Full Fasting Moon 2010: I didn't post a Full Fasting Moon post in 2010, but Spring is Springing is a New Fasting Moon post for that spring.

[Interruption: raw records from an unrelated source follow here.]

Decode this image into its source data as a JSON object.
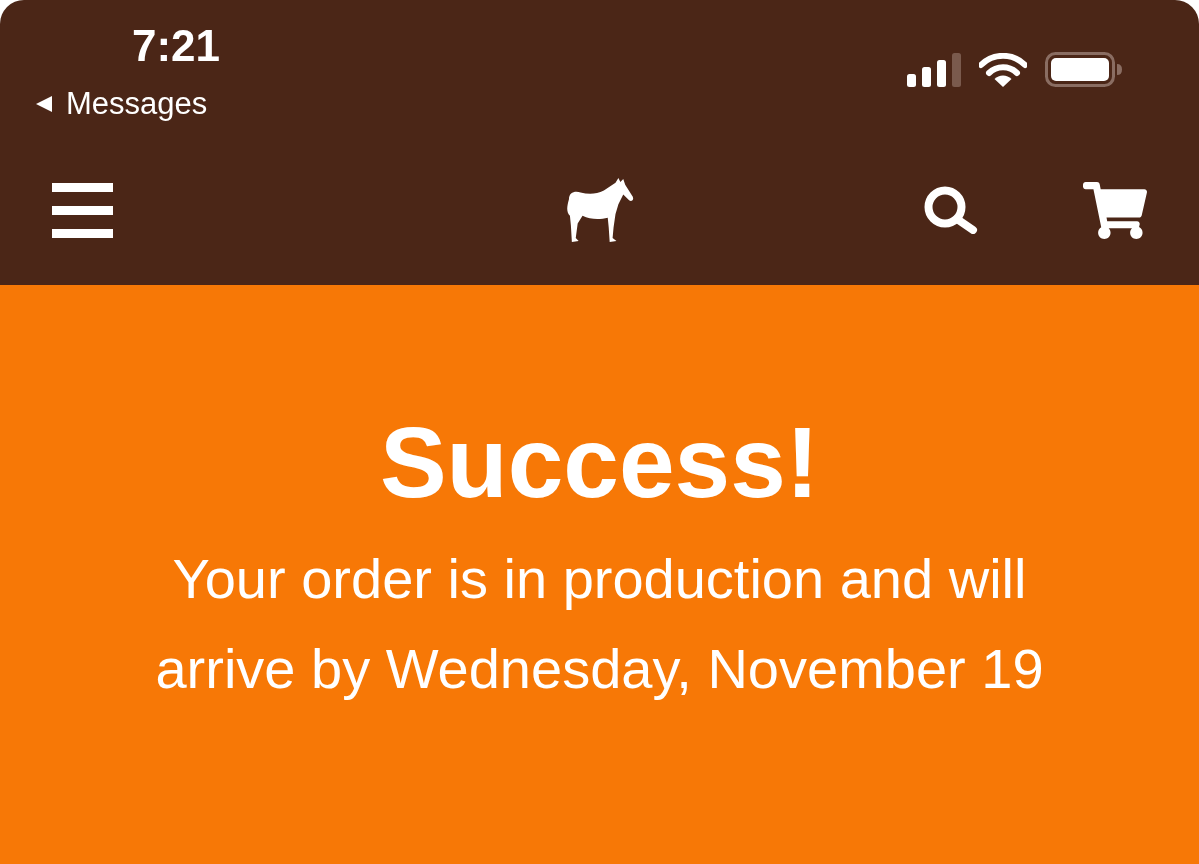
{
  "status_bar": {
    "time": "7:21",
    "back_link": "Messages"
  },
  "confirmation": {
    "title": "Success!",
    "message": "Your order is in production and will arrive by Wednesday, November 19"
  }
}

Full Fasting Moon 2011: Of Peacocks, Pride and Park Rangers